ABOUT THIS EXERCISE. Output each of the entries exactly, skipping every picture they contain.

RECORDS SUPPLIED.
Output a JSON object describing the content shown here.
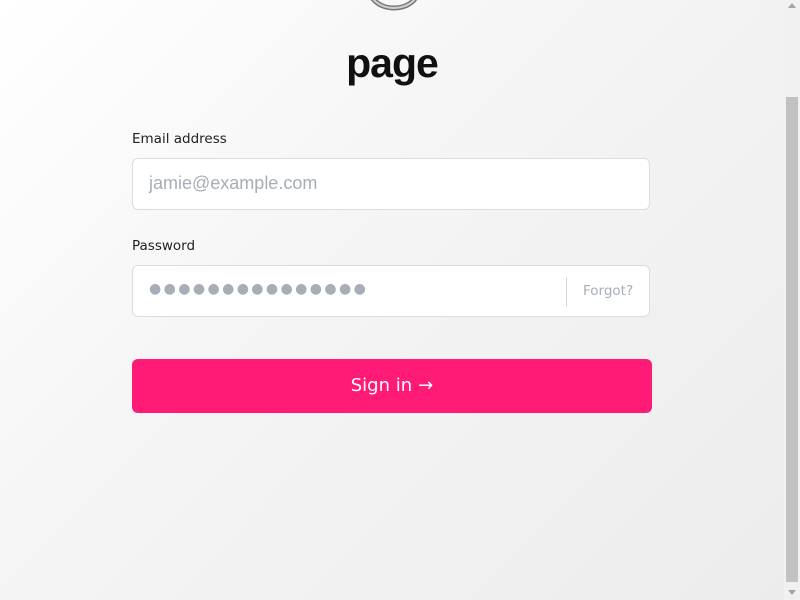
{
  "brand": {
    "logo_icon": "ring-logo-icon",
    "name": "page"
  },
  "form": {
    "email": {
      "label": "Email address",
      "placeholder": "jamie@example.com"
    },
    "password": {
      "label": "Password",
      "masked_value": "●●●●●●●●●●●●●●●",
      "forgot_label": "Forgot?"
    },
    "submit": {
      "label": "Sign in",
      "icon": "arrow-right-icon",
      "arrow": "→"
    }
  },
  "colors": {
    "accent": "#ff1a75",
    "placeholder": "#a7aeb8",
    "text": "#111111"
  }
}
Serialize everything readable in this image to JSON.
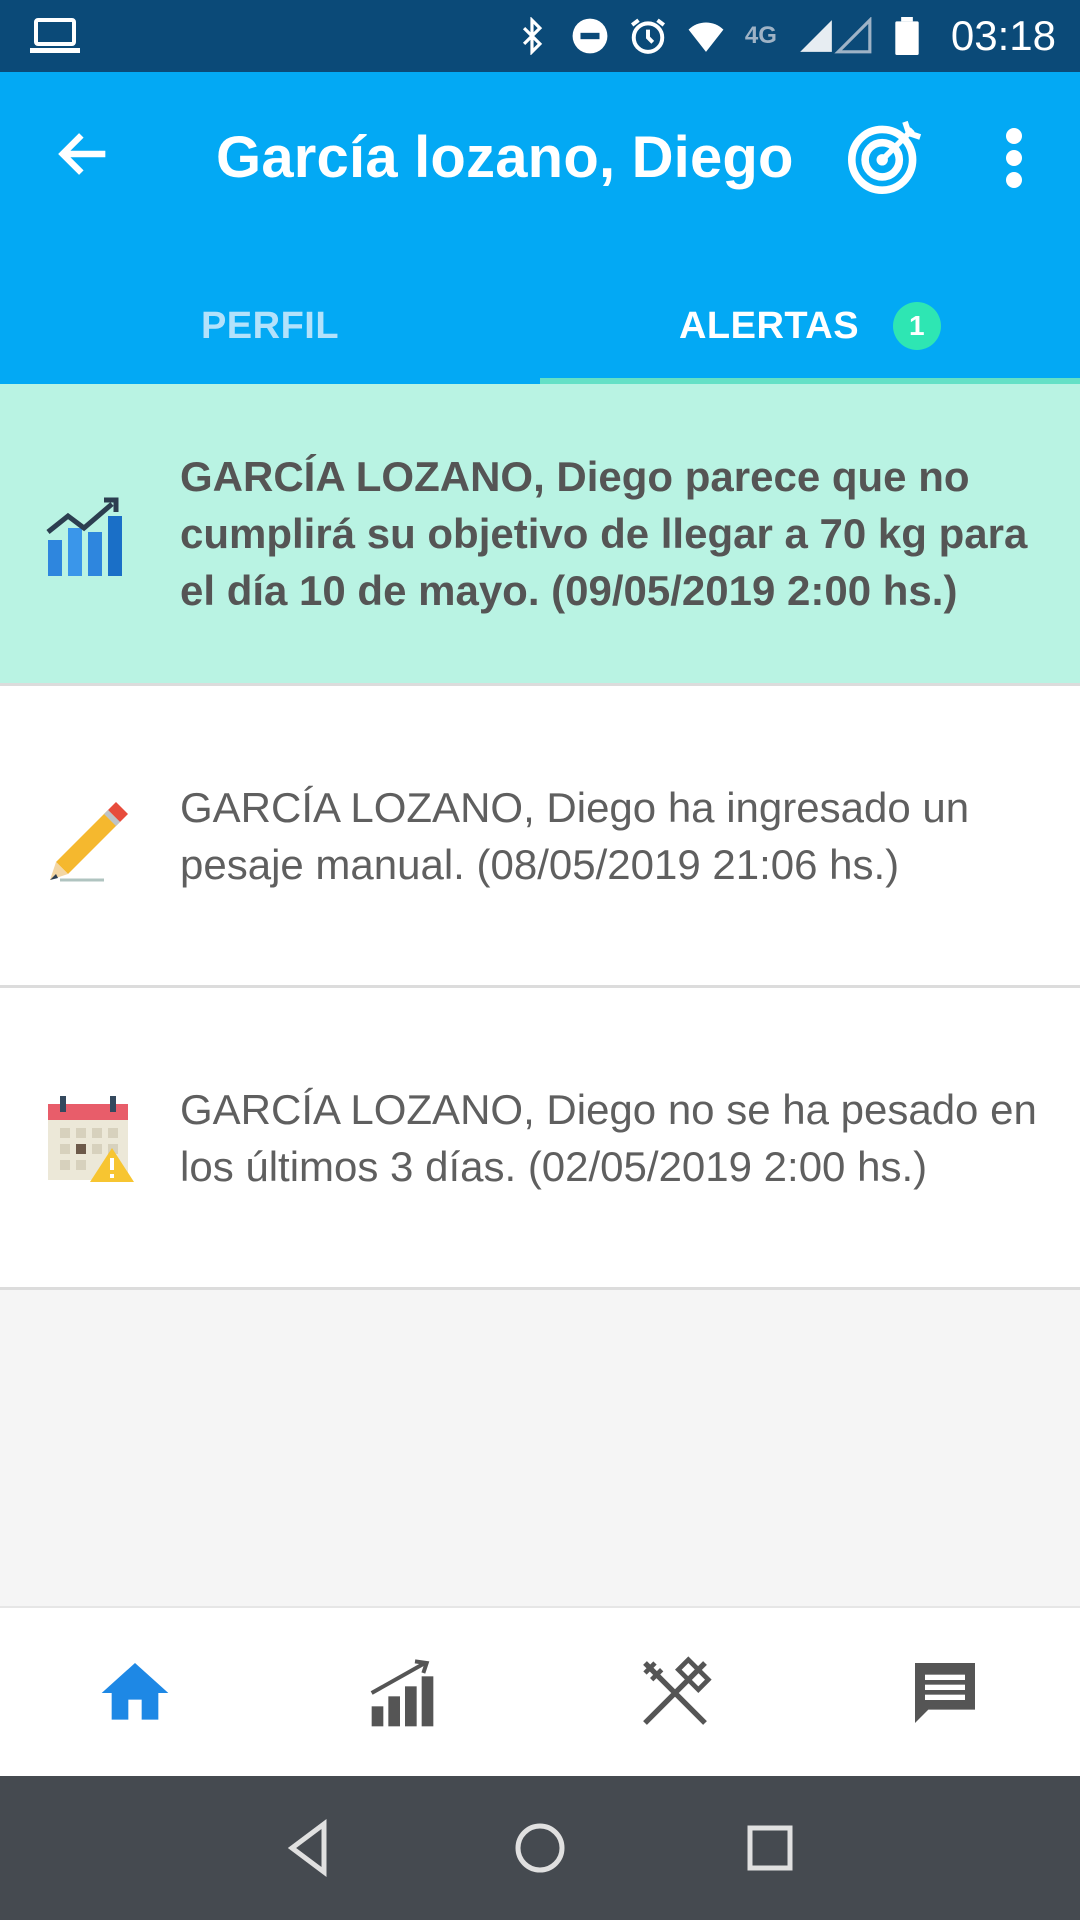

COMPLETED TASK.
Output a JSON object describing the content shown here.
{
  "brand": {
    "logo_icon": "ring-logo-icon",
    "name": "page"
  },
  "form": {
    "email": {
      "label": "Email address",
      "placeholder": "jamie@example.com"
    },
    "password": {
      "label": "Password",
      "masked_value": "●●●●●●●●●●●●●●●",
      "forgot_label": "Forgot?"
    },
    "submit": {
      "label": "Sign in",
      "icon": "arrow-right-icon",
      "arrow": "→"
    }
  },
  "colors": {
    "accent": "#ff1a75",
    "placeholder": "#a7aeb8",
    "text": "#111111"
  }
}
Serialize everything readable in this image to JSON.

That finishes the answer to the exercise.